Sir Rhys Williams
Born 20 October 1865 the eldest son of Judge Gwilym Williams.
He went to Eton in 1880 and Oriel College, Oxford, and was called to the Bar at the Inner Temple in 1890. He practiced for some years on the South Wales circuit, succeeding his father as chairman of the quarter sessions in Glamorganshire in 1906, an office they held for more than half a century.
He became a judge in 1913. Early in World War I he obtained a commission in the Grenadier Guards but transferred to the Welsh Guards on its formation in 1915. He devised a means of preventing bombs from accidentally exploding and injuring the soldiers who carried them, but he himself was injured twice and mentioned twice in despatches, being awarded the D.S.O. in 1915 and a medal of the Order of St. Vladimir by Russia in 1916 for his gallantry.
He served as a Coalition Liberal M.P. for Banbury (1918-22). In 1922 he became Recorder of Cardiff (till 1930).
He died 29 January 1955.
He appended Rhys to his surname in 1938.
His wife was Juliet Evangeline Rhys-Williams (1989-1964)
Born in Eastbourne 17 December 1898, she was a well known writer and politician in her own right doing valuable work for maternity services and child welfare.

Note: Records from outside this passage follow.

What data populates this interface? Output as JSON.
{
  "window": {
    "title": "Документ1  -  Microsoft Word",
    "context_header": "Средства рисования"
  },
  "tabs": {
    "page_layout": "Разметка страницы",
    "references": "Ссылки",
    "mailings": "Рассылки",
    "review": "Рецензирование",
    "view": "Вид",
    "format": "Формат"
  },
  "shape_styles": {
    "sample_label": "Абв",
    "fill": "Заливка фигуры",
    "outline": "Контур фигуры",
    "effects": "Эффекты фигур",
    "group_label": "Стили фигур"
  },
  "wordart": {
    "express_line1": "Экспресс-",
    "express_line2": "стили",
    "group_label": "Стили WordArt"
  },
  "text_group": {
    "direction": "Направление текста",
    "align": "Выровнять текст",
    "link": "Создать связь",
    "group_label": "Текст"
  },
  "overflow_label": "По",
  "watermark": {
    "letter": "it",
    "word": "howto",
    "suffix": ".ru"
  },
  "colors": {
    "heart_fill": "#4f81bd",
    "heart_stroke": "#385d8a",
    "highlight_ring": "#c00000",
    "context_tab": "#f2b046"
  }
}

Among her best known publications are Something to look forward to (1943), delineating a scheme for social security, and Taxation and incentive (1952). She died 18 September 1964.